All markets abhor uncertainty. In this kind of an atmosphere, it becomes impossible for investors to have convictions that are firm enough to guide the markets in a specific direction. Where uncertainty exists, so does volatility. And volatility has become the watchword for the bond markets.
The rally that began on Friday, Aug. 22, continued through most of last week. The scene was ripe for a good rally. The corporate calendar had dried up due to higher rates, the Treasury was unusually absent and the municipal calender was slight. On top of this the bond markets had just come off a large and probably overdone selloff when the rally began.
In fact, the government bond dealers had purchased most of the $3 billion, 5-year note issue and were trying to hedge their precarious situation by selling issues they did not own against their 5-years (short selling). When investors perceived that the Federal Reserve was not going to tighten credit as they had feared, the rally was on and prices increased -- fast.
Treasuries jumped anywhere from 2 points to 4 points in three days as the dealers who were short certain issues (that they didn't own) were forced to buy in those issues (as prices rose) to "cover" their short positions.

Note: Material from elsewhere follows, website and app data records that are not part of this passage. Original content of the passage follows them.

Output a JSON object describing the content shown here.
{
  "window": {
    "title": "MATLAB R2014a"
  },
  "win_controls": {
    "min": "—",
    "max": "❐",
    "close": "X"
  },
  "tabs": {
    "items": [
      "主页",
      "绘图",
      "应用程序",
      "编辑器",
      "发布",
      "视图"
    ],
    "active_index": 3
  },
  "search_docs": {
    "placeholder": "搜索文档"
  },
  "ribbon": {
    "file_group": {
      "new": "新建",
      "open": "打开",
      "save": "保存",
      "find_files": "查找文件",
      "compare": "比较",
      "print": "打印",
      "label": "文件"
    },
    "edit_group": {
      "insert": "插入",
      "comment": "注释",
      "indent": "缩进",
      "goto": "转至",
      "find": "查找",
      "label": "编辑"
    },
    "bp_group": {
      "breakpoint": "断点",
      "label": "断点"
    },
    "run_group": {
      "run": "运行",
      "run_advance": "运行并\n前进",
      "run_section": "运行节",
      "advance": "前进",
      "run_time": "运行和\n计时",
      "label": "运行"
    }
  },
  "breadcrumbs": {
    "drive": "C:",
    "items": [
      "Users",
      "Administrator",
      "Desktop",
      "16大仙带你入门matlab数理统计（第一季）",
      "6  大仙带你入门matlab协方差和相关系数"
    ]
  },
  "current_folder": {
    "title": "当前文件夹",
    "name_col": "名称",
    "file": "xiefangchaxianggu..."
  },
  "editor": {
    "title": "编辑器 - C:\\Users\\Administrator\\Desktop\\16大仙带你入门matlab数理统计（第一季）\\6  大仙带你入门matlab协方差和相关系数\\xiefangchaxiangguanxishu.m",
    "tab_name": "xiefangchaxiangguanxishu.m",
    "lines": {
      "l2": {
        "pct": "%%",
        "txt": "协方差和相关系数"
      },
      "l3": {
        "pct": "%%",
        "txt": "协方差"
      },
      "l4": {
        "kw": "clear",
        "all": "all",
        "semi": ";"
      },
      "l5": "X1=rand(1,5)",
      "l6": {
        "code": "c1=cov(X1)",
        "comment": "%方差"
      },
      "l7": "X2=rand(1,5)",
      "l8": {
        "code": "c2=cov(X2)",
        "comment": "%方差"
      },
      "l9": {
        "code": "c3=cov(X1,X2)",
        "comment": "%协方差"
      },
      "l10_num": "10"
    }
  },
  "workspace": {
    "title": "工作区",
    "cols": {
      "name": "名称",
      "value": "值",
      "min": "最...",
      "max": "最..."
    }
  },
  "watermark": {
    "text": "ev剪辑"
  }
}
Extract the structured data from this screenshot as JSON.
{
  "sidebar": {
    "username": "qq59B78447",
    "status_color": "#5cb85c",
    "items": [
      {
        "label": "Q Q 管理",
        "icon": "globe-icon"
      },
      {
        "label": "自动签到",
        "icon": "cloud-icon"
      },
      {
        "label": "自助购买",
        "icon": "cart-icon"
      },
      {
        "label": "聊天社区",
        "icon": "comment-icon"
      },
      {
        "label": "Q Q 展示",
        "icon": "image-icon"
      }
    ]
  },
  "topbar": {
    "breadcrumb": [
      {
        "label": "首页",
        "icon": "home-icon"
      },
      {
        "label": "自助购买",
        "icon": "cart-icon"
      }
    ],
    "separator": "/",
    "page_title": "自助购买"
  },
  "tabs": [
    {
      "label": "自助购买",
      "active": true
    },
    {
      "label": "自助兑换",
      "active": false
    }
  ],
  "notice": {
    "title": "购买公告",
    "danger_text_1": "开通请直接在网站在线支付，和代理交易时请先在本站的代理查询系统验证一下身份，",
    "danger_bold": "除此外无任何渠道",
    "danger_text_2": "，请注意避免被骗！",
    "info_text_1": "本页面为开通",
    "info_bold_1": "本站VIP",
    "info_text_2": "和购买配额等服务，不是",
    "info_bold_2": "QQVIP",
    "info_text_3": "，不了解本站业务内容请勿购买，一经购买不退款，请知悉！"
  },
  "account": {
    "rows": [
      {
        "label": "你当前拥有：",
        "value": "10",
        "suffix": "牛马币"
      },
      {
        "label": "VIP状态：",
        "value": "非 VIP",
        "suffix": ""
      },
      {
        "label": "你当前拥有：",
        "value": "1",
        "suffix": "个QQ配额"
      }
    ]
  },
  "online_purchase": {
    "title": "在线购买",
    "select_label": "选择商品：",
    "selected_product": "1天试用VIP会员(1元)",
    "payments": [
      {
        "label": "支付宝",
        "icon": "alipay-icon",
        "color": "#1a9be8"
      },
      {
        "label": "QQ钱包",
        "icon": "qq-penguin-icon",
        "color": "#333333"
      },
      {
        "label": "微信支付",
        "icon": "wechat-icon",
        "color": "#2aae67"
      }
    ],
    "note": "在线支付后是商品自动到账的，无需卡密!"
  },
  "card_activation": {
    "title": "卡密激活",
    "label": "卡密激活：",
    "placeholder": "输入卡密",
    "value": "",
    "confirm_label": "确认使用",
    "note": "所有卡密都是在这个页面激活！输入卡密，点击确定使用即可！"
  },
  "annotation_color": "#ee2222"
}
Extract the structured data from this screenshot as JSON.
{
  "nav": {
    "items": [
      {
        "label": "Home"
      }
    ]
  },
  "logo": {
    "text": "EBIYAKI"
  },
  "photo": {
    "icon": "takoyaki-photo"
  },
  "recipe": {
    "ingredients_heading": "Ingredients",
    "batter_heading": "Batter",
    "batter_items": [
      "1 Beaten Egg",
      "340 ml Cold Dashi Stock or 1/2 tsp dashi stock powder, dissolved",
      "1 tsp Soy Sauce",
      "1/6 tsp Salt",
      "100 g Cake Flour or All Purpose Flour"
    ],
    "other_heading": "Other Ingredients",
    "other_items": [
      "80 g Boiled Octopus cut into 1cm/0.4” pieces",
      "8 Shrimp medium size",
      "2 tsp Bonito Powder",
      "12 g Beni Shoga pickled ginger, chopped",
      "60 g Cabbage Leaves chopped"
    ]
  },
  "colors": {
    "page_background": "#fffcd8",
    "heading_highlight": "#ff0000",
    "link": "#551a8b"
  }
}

Unfortunately there was one thing missing and that was legitimate retail buying. Consequently the Treasury rally faltered as the dealers played "hot potato" with their bonds. And this all throws back to the confusion on the part of both the dealers and the investors in the marketplace.
The investor has been burned so many times in the past two years that he is gun-shy and simply does not want to extend into longer maturities despite being able to pick up large increases in yield.
This poor psychological frame of mind comes from confusion over monetary policy, confusion over the direction of the economy and inflation, confusion as to the end result of fiscal policy and portfolios full of losses from past purchases. As these doubts are removed, direction will return to the markets but it looks as if volatility will be present for a long while.
For those tax-exempt investors who wish to remain in short maturities, over $1 billion worth of U.S. government-backed project notes will be offered on Tuesday. These notes mature in anywhere from four months to one year. The returns should be somewhere around 6 percent in six months or to 6 1/4 percent in 12 months.
Also of interest is the $125 million State of Massachusetts general obligation issue which sells on Tuesday. These bonds mature serially from 1981 through 2000. In the past they have been rated A-1 by Moodys and AA -- by Standard and Poors.
Ed Hosinger, director of municipal research at Oppenheimer & Co., feels that this issue could be a sleeper. Using the 20 year maturity as a guide, Mr. Hosinger points out that the market values Massachusetts debt around 100 basis points more (cheaper) than the highest grade states -- i.e. Texas and North Carolina.
Due to good growth trend in the commonwealth's economy, a stable debt burden for the past three years and a fiscal 1981 budget that is attainable and therefore should not impair liquidity. Hosinger believes that the Massachusetts debt -- at a 100 basis point spread -- is being overly compensated for any risk and that the spread will close up in the future. This would be especially true if we have a short recession and the state's liquidity were not impaired. If this happens, the state could be a possible upgrade candidate.
Investors who are interested in 6-month money market certificates have until September 10th to lock up the attractive 10 1/2 percent return that is now available.